=== Begin Enclosure ===
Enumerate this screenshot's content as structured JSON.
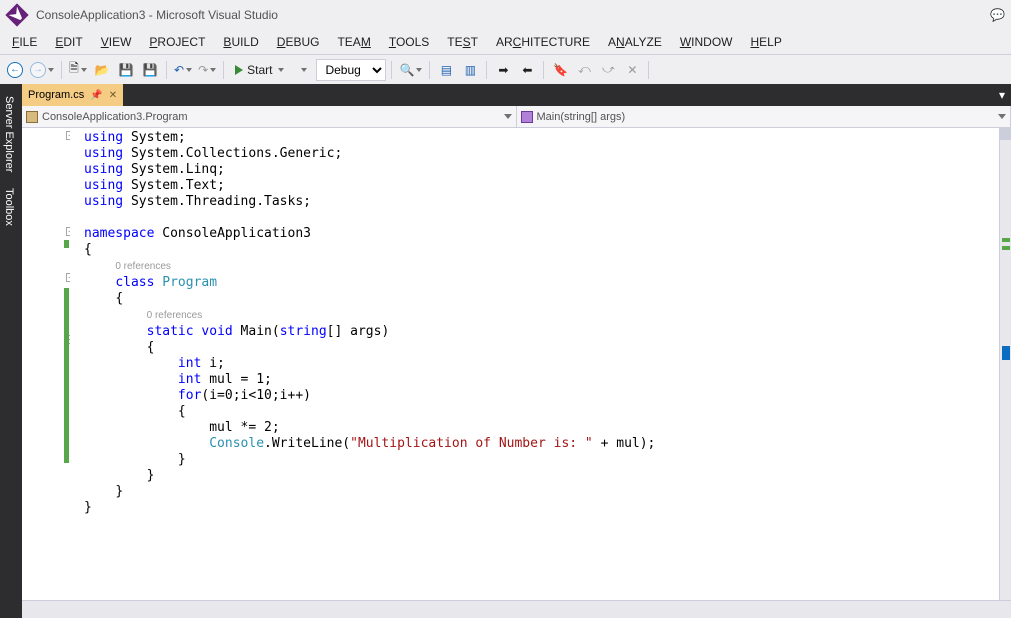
{
  "title": "ConsoleApplication3 - Microsoft Visual Studio",
  "menu": [
    "FILE",
    "EDIT",
    "VIEW",
    "PROJECT",
    "BUILD",
    "DEBUG",
    "TEAM",
    "TOOLS",
    "TEST",
    "ARCHITECTURE",
    "ANALYZE",
    "WINDOW",
    "HELP"
  ],
  "menu_underline_idx": [
    0,
    0,
    0,
    0,
    0,
    0,
    3,
    0,
    3,
    2,
    1,
    0,
    0
  ],
  "toolbar": {
    "start_label": "Start",
    "config": "Debug"
  },
  "side_tabs": [
    "Server Explorer",
    "Toolbox"
  ],
  "doc_tab": {
    "name": "Program.cs"
  },
  "nav": {
    "left": "ConsoleApplication3.Program",
    "right": "Main(string[] args)"
  },
  "refs": {
    "zero": "0 references"
  },
  "code": {
    "l1": {
      "kw": "using",
      "rest": " System;"
    },
    "l2": {
      "kw": "using",
      "rest": " System.Collections.Generic;"
    },
    "l3": {
      "kw": "using",
      "rest": " System.Linq;"
    },
    "l4": {
      "kw": "using",
      "rest": " System.Text;"
    },
    "l5": {
      "kw": "using",
      "rest": " System.Threading.Tasks;"
    },
    "ns_kw": "namespace",
    "ns_name": " ConsoleApplication3",
    "brace_o": "{",
    "brace_c": "}",
    "class_kw": "class",
    "class_name": "Program",
    "static_kw": "static",
    "void_kw": "void",
    "main_name": " Main(",
    "string_kw": "string",
    "args_rest": "[] args)",
    "int_kw": "int",
    "decl_i": " i;",
    "decl_mul": " mul = 1;",
    "for_kw": "for",
    "for_body": "(i=0;i<10;i++)",
    "mul_line": "mul *= 2;",
    "console_typ": "Console",
    "write_call": ".WriteLine(",
    "str_lit": "\"Multiplication of Number is: \"",
    "write_rest": " + mul);"
  }
}
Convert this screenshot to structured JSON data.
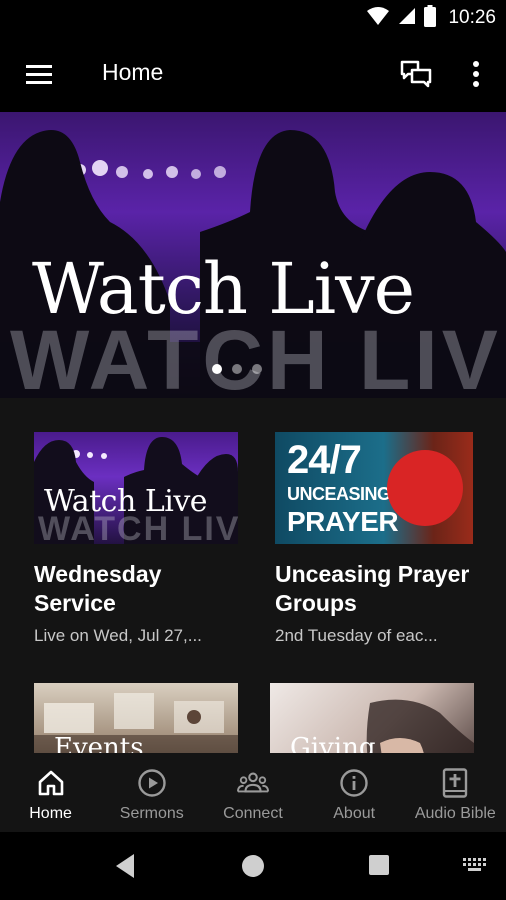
{
  "status_bar": {
    "time": "10:26",
    "icons": [
      "wifi-icon",
      "signal-icon",
      "battery-icon"
    ]
  },
  "app_bar": {
    "title": "Home",
    "icons": [
      "menu-icon",
      "chat-icon",
      "more-vert-icon"
    ]
  },
  "hero": {
    "title": "Watch Live",
    "ghost_text": "WATCH LIVE",
    "page_count": 3,
    "active_page": 1
  },
  "cards": [
    {
      "thumb_text": "Watch Live",
      "thumb_ghost": "WATCH LIVE",
      "title": "Wednesday Service",
      "subtitle": "Live on Wed, Jul 27,..."
    },
    {
      "thumb_text_1": "24/7",
      "thumb_text_2": "UNCEASING",
      "thumb_text_3": "PRAYER",
      "title": "Unceasing Prayer Groups",
      "subtitle": "2nd Tuesday of eac..."
    },
    {
      "thumb_text": "Events"
    },
    {
      "thumb_text": "Giving"
    }
  ],
  "bottom_nav": {
    "items": [
      {
        "label": "Home",
        "icon": "home-icon",
        "active": true
      },
      {
        "label": "Sermons",
        "icon": "play-circle-icon",
        "active": false
      },
      {
        "label": "Connect",
        "icon": "people-icon",
        "active": false
      },
      {
        "label": "About",
        "icon": "info-icon",
        "active": false
      },
      {
        "label": "Audio Bible",
        "icon": "bible-icon",
        "active": false
      }
    ]
  },
  "system_nav": {
    "icons": [
      "back-icon",
      "home-circle-icon",
      "recents-icon",
      "keyboard-icon"
    ]
  },
  "colors": {
    "background": "#141414",
    "bar": "#000000",
    "accent_red": "#d92525",
    "inactive_nav": "#9a9a9a"
  }
}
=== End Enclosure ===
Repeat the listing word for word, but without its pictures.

(Answer for the task):
Enumerate this screenshot's content as structured JSON.
{
  "title": "ConsoleApplication3 - Microsoft Visual Studio",
  "menu": [
    "FILE",
    "EDIT",
    "VIEW",
    "PROJECT",
    "BUILD",
    "DEBUG",
    "TEAM",
    "TOOLS",
    "TEST",
    "ARCHITECTURE",
    "ANALYZE",
    "WINDOW",
    "HELP"
  ],
  "menu_underline_idx": [
    0,
    0,
    0,
    0,
    0,
    0,
    3,
    0,
    3,
    2,
    1,
    0,
    0
  ],
  "toolbar": {
    "start_label": "Start",
    "config": "Debug"
  },
  "side_tabs": [
    "Server Explorer",
    "Toolbox"
  ],
  "doc_tab": {
    "name": "Program.cs"
  },
  "nav": {
    "left": "ConsoleApplication3.Program",
    "right": "Main(string[] args)"
  },
  "refs": {
    "zero": "0 references"
  },
  "code": {
    "l1": {
      "kw": "using",
      "rest": " System;"
    },
    "l2": {
      "kw": "using",
      "rest": " System.Collections.Generic;"
    },
    "l3": {
      "kw": "using",
      "rest": " System.Linq;"
    },
    "l4": {
      "kw": "using",
      "rest": " System.Text;"
    },
    "l5": {
      "kw": "using",
      "rest": " System.Threading.Tasks;"
    },
    "ns_kw": "namespace",
    "ns_name": " ConsoleApplication3",
    "brace_o": "{",
    "brace_c": "}",
    "class_kw": "class",
    "class_name": "Program",
    "static_kw": "static",
    "void_kw": "void",
    "main_name": " Main(",
    "string_kw": "string",
    "args_rest": "[] args)",
    "int_kw": "int",
    "decl_i": " i;",
    "decl_mul": " mul = 1;",
    "for_kw": "for",
    "for_body": "(i=0;i<10;i++)",
    "mul_line": "mul *= 2;",
    "console_typ": "Console",
    "write_call": ".WriteLine(",
    "str_lit": "\"Multiplication of Number is: \"",
    "write_rest": " + mul);"
  }
}
Convert this screenshot to structured JSON data.
{
  "status_bar": {
    "time": "10:26",
    "icons": [
      "wifi-icon",
      "signal-icon",
      "battery-icon"
    ]
  },
  "app_bar": {
    "title": "Home",
    "icons": [
      "menu-icon",
      "chat-icon",
      "more-vert-icon"
    ]
  },
  "hero": {
    "title": "Watch Live",
    "ghost_text": "WATCH LIVE",
    "page_count": 3,
    "active_page": 1
  },
  "cards": [
    {
      "thumb_text": "Watch Live",
      "thumb_ghost": "WATCH LIVE",
      "title": "Wednesday Service",
      "subtitle": "Live on Wed, Jul 27,..."
    },
    {
      "thumb_text_1": "24/7",
      "thumb_text_2": "UNCEASING",
      "thumb_text_3": "PRAYER",
      "title": "Unceasing Prayer Groups",
      "subtitle": "2nd Tuesday of eac..."
    },
    {
      "thumb_text": "Events"
    },
    {
      "thumb_text": "Giving"
    }
  ],
  "bottom_nav": {
    "items": [
      {
        "label": "Home",
        "icon": "home-icon",
        "active": true
      },
      {
        "label": "Sermons",
        "icon": "play-circle-icon",
        "active": false
      },
      {
        "label": "Connect",
        "icon": "people-icon",
        "active": false
      },
      {
        "label": "About",
        "icon": "info-icon",
        "active": false
      },
      {
        "label": "Audio Bible",
        "icon": "bible-icon",
        "active": false
      }
    ]
  },
  "system_nav": {
    "icons": [
      "back-icon",
      "home-circle-icon",
      "recents-icon",
      "keyboard-icon"
    ]
  },
  "colors": {
    "background": "#141414",
    "bar": "#000000",
    "accent_red": "#d92525",
    "inactive_nav": "#9a9a9a"
  }
}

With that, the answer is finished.